Could the records below please be retyped exactly, with their pictures left out?

=== Supplied data ===

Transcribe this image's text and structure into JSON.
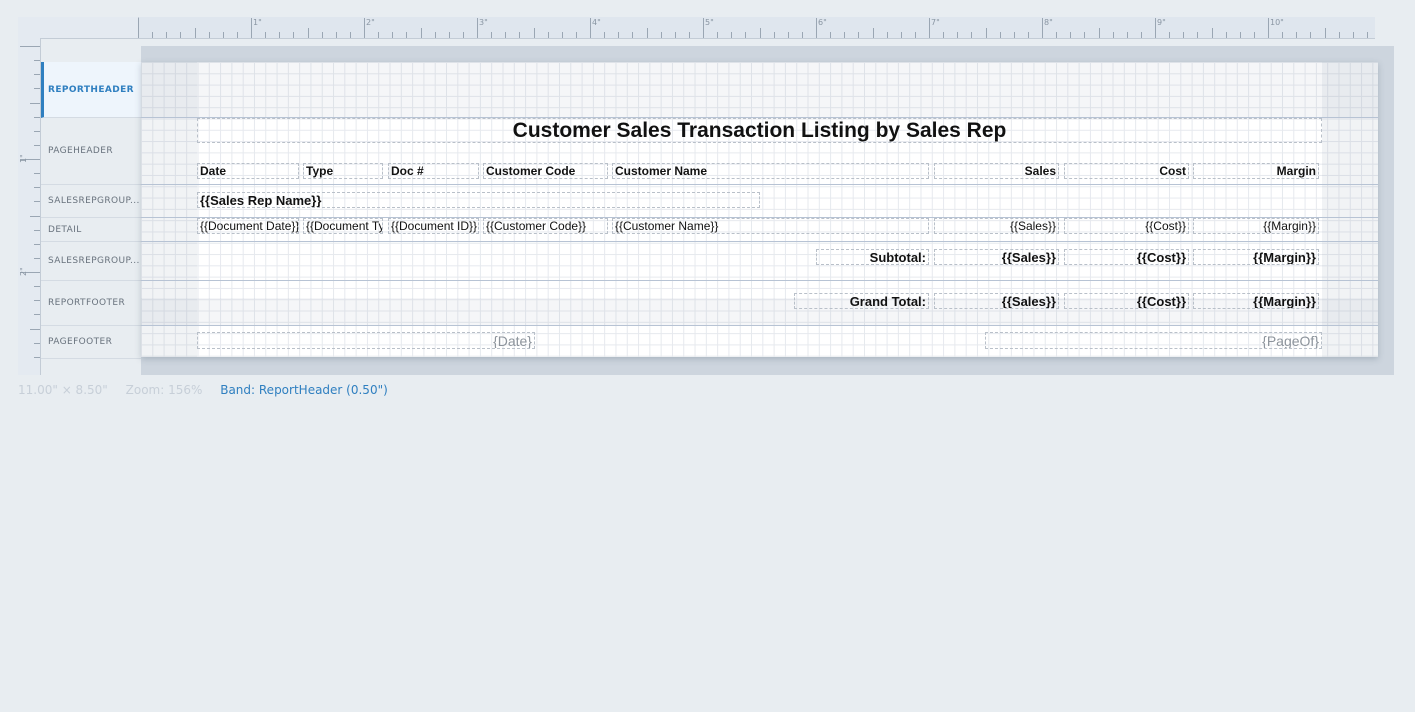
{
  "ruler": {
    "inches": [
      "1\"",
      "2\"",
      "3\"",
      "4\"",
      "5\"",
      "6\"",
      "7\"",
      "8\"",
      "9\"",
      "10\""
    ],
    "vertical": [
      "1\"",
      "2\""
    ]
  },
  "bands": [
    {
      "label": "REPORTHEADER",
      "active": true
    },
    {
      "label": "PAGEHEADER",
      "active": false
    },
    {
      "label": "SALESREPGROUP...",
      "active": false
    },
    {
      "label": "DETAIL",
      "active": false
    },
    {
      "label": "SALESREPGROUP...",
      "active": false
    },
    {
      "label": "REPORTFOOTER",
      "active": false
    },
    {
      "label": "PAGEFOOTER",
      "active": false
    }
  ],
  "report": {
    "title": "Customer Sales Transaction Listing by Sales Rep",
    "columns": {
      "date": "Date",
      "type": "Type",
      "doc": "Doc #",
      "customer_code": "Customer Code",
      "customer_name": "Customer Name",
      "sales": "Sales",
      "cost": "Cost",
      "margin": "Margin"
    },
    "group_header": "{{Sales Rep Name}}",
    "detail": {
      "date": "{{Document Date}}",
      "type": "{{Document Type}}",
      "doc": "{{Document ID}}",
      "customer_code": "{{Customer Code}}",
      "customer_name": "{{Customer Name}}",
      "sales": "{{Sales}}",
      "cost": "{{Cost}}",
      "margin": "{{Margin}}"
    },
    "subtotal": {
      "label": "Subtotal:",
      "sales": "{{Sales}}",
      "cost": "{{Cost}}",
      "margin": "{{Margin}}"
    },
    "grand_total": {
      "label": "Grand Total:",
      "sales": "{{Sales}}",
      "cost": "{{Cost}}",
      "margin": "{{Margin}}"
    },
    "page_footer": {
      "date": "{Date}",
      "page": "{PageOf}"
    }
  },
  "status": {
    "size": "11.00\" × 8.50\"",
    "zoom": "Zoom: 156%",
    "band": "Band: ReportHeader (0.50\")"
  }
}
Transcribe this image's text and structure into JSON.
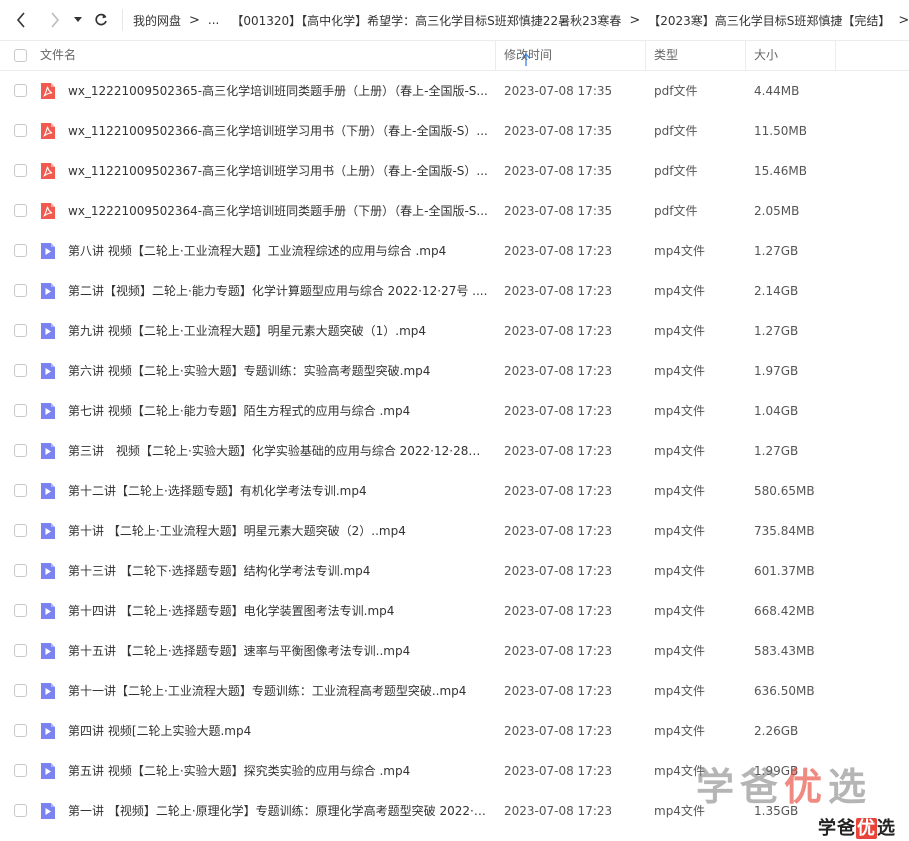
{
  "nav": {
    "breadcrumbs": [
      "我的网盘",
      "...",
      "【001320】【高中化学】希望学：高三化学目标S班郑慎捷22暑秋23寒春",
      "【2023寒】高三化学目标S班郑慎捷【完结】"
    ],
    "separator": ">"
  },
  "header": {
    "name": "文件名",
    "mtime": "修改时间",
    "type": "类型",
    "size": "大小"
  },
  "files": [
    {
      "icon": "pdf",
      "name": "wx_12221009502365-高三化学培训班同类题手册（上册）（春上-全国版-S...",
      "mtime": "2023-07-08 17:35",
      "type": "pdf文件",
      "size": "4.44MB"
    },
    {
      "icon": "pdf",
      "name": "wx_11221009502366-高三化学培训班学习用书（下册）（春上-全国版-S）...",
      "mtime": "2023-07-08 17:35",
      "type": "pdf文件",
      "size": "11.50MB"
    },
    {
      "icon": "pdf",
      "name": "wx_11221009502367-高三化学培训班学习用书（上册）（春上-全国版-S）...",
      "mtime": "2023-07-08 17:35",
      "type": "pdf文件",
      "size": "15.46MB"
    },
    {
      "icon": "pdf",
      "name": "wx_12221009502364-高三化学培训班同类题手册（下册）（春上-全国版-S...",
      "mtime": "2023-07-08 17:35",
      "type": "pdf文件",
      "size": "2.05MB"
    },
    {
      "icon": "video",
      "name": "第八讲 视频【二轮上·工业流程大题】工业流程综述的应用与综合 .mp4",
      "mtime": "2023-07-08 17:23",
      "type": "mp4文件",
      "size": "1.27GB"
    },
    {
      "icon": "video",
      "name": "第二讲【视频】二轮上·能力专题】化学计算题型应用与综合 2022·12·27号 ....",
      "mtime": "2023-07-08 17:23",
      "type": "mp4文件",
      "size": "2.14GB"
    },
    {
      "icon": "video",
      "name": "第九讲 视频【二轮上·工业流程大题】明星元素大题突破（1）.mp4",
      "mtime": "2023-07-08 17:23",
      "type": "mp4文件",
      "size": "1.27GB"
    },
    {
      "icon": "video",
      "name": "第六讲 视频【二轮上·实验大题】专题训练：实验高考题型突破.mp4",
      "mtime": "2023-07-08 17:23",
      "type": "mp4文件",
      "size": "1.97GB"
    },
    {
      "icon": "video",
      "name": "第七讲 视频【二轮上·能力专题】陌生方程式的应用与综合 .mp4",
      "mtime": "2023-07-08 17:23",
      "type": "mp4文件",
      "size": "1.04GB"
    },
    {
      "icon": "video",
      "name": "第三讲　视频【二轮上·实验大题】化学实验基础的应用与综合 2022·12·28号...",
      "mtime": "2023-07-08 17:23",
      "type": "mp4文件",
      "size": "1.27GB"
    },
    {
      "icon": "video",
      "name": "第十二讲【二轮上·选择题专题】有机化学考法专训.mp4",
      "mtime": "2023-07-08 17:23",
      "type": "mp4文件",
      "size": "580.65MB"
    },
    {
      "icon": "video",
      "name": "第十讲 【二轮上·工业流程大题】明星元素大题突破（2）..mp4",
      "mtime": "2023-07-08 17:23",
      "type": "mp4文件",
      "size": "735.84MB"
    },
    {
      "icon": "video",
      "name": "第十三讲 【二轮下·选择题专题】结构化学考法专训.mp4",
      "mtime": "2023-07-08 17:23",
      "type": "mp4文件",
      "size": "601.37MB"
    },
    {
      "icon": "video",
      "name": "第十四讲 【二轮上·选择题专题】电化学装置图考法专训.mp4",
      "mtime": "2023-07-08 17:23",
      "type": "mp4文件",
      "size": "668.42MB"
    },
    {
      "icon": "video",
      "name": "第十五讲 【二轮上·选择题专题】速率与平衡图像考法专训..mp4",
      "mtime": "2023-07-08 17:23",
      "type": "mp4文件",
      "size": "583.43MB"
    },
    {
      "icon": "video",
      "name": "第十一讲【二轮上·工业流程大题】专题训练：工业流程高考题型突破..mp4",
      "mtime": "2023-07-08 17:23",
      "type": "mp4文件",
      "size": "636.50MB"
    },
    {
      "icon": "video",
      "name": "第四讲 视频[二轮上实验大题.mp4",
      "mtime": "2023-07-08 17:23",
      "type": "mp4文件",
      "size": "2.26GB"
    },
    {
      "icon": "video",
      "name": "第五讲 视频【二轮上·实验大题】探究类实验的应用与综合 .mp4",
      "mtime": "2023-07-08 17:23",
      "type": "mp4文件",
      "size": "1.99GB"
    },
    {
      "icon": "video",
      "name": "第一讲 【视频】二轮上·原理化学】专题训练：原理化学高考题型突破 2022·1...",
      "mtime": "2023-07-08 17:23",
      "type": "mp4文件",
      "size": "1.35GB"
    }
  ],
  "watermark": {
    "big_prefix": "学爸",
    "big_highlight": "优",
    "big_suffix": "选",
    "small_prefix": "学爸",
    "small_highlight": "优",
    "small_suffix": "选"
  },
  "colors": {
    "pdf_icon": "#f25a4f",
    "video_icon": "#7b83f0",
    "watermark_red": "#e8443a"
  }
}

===

**Solution to this task:**
Transcribe this image's text and structure into JSON.
{
  "ruler": {
    "inches": [
      "1\"",
      "2\"",
      "3\"",
      "4\"",
      "5\"",
      "6\"",
      "7\"",
      "8\"",
      "9\"",
      "10\""
    ],
    "vertical": [
      "1\"",
      "2\""
    ]
  },
  "bands": [
    {
      "label": "REPORTHEADER",
      "active": true
    },
    {
      "label": "PAGEHEADER",
      "active": false
    },
    {
      "label": "SALESREPGROUP...",
      "active": false
    },
    {
      "label": "DETAIL",
      "active": false
    },
    {
      "label": "SALESREPGROUP...",
      "active": false
    },
    {
      "label": "REPORTFOOTER",
      "active": false
    },
    {
      "label": "PAGEFOOTER",
      "active": false
    }
  ],
  "report": {
    "title": "Customer Sales Transaction Listing by Sales Rep",
    "columns": {
      "date": "Date",
      "type": "Type",
      "doc": "Doc #",
      "customer_code": "Customer Code",
      "customer_name": "Customer Name",
      "sales": "Sales",
      "cost": "Cost",
      "margin": "Margin"
    },
    "group_header": "{{Sales Rep Name}}",
    "detail": {
      "date": "{{Document Date}}",
      "type": "{{Document Type}}",
      "doc": "{{Document ID}}",
      "customer_code": "{{Customer Code}}",
      "customer_name": "{{Customer Name}}",
      "sales": "{{Sales}}",
      "cost": "{{Cost}}",
      "margin": "{{Margin}}"
    },
    "subtotal": {
      "label": "Subtotal:",
      "sales": "{{Sales}}",
      "cost": "{{Cost}}",
      "margin": "{{Margin}}"
    },
    "grand_total": {
      "label": "Grand Total:",
      "sales": "{{Sales}}",
      "cost": "{{Cost}}",
      "margin": "{{Margin}}"
    },
    "page_footer": {
      "date": "{Date}",
      "page": "{PageOf}"
    }
  },
  "status": {
    "size": "11.00\" × 8.50\"",
    "zoom": "Zoom: 156%",
    "band": "Band: ReportHeader (0.50\")"
  }
}
Transcribe this image's text and structure into JSON.
{
  "nav": {
    "breadcrumbs": [
      "我的网盘",
      "...",
      "【001320】【高中化学】希望学：高三化学目标S班郑慎捷22暑秋23寒春",
      "【2023寒】高三化学目标S班郑慎捷【完结】"
    ],
    "separator": ">"
  },
  "header": {
    "name": "文件名",
    "mtime": "修改时间",
    "type": "类型",
    "size": "大小"
  },
  "files": [
    {
      "icon": "pdf",
      "name": "wx_12221009502365-高三化学培训班同类题手册（上册）（春上-全国版-S...",
      "mtime": "2023-07-08 17:35",
      "type": "pdf文件",
      "size": "4.44MB"
    },
    {
      "icon": "pdf",
      "name": "wx_11221009502366-高三化学培训班学习用书（下册）（春上-全国版-S）...",
      "mtime": "2023-07-08 17:35",
      "type": "pdf文件",
      "size": "11.50MB"
    },
    {
      "icon": "pdf",
      "name": "wx_11221009502367-高三化学培训班学习用书（上册）（春上-全国版-S）...",
      "mtime": "2023-07-08 17:35",
      "type": "pdf文件",
      "size": "15.46MB"
    },
    {
      "icon": "pdf",
      "name": "wx_12221009502364-高三化学培训班同类题手册（下册）（春上-全国版-S...",
      "mtime": "2023-07-08 17:35",
      "type": "pdf文件",
      "size": "2.05MB"
    },
    {
      "icon": "video",
      "name": "第八讲 视频【二轮上·工业流程大题】工业流程综述的应用与综合 .mp4",
      "mtime": "2023-07-08 17:23",
      "type": "mp4文件",
      "size": "1.27GB"
    },
    {
      "icon": "video",
      "name": "第二讲【视频】二轮上·能力专题】化学计算题型应用与综合 2022·12·27号 ....",
      "mtime": "2023-07-08 17:23",
      "type": "mp4文件",
      "size": "2.14GB"
    },
    {
      "icon": "video",
      "name": "第九讲 视频【二轮上·工业流程大题】明星元素大题突破（1）.mp4",
      "mtime": "2023-07-08 17:23",
      "type": "mp4文件",
      "size": "1.27GB"
    },
    {
      "icon": "video",
      "name": "第六讲 视频【二轮上·实验大题】专题训练：实验高考题型突破.mp4",
      "mtime": "2023-07-08 17:23",
      "type": "mp4文件",
      "size": "1.97GB"
    },
    {
      "icon": "video",
      "name": "第七讲 视频【二轮上·能力专题】陌生方程式的应用与综合 .mp4",
      "mtime": "2023-07-08 17:23",
      "type": "mp4文件",
      "size": "1.04GB"
    },
    {
      "icon": "video",
      "name": "第三讲　视频【二轮上·实验大题】化学实验基础的应用与综合 2022·12·28号...",
      "mtime": "2023-07-08 17:23",
      "type": "mp4文件",
      "size": "1.27GB"
    },
    {
      "icon": "video",
      "name": "第十二讲【二轮上·选择题专题】有机化学考法专训.mp4",
      "mtime": "2023-07-08 17:23",
      "type": "mp4文件",
      "size": "580.65MB"
    },
    {
      "icon": "video",
      "name": "第十讲 【二轮上·工业流程大题】明星元素大题突破（2）..mp4",
      "mtime": "2023-07-08 17:23",
      "type": "mp4文件",
      "size": "735.84MB"
    },
    {
      "icon": "video",
      "name": "第十三讲 【二轮下·选择题专题】结构化学考法专训.mp4",
      "mtime": "2023-07-08 17:23",
      "type": "mp4文件",
      "size": "601.37MB"
    },
    {
      "icon": "video",
      "name": "第十四讲 【二轮上·选择题专题】电化学装置图考法专训.mp4",
      "mtime": "2023-07-08 17:23",
      "type": "mp4文件",
      "size": "668.42MB"
    },
    {
      "icon": "video",
      "name": "第十五讲 【二轮上·选择题专题】速率与平衡图像考法专训..mp4",
      "mtime": "2023-07-08 17:23",
      "type": "mp4文件",
      "size": "583.43MB"
    },
    {
      "icon": "video",
      "name": "第十一讲【二轮上·工业流程大题】专题训练：工业流程高考题型突破..mp4",
      "mtime": "2023-07-08 17:23",
      "type": "mp4文件",
      "size": "636.50MB"
    },
    {
      "icon": "video",
      "name": "第四讲 视频[二轮上实验大题.mp4",
      "mtime": "2023-07-08 17:23",
      "type": "mp4文件",
      "size": "2.26GB"
    },
    {
      "icon": "video",
      "name": "第五讲 视频【二轮上·实验大题】探究类实验的应用与综合 .mp4",
      "mtime": "2023-07-08 17:23",
      "type": "mp4文件",
      "size": "1.99GB"
    },
    {
      "icon": "video",
      "name": "第一讲 【视频】二轮上·原理化学】专题训练：原理化学高考题型突破 2022·1...",
      "mtime": "2023-07-08 17:23",
      "type": "mp4文件",
      "size": "1.35GB"
    }
  ],
  "watermark": {
    "big_prefix": "学爸",
    "big_highlight": "优",
    "big_suffix": "选",
    "small_prefix": "学爸",
    "small_highlight": "优",
    "small_suffix": "选"
  },
  "colors": {
    "pdf_icon": "#f25a4f",
    "video_icon": "#7b83f0",
    "watermark_red": "#e8443a"
  }
}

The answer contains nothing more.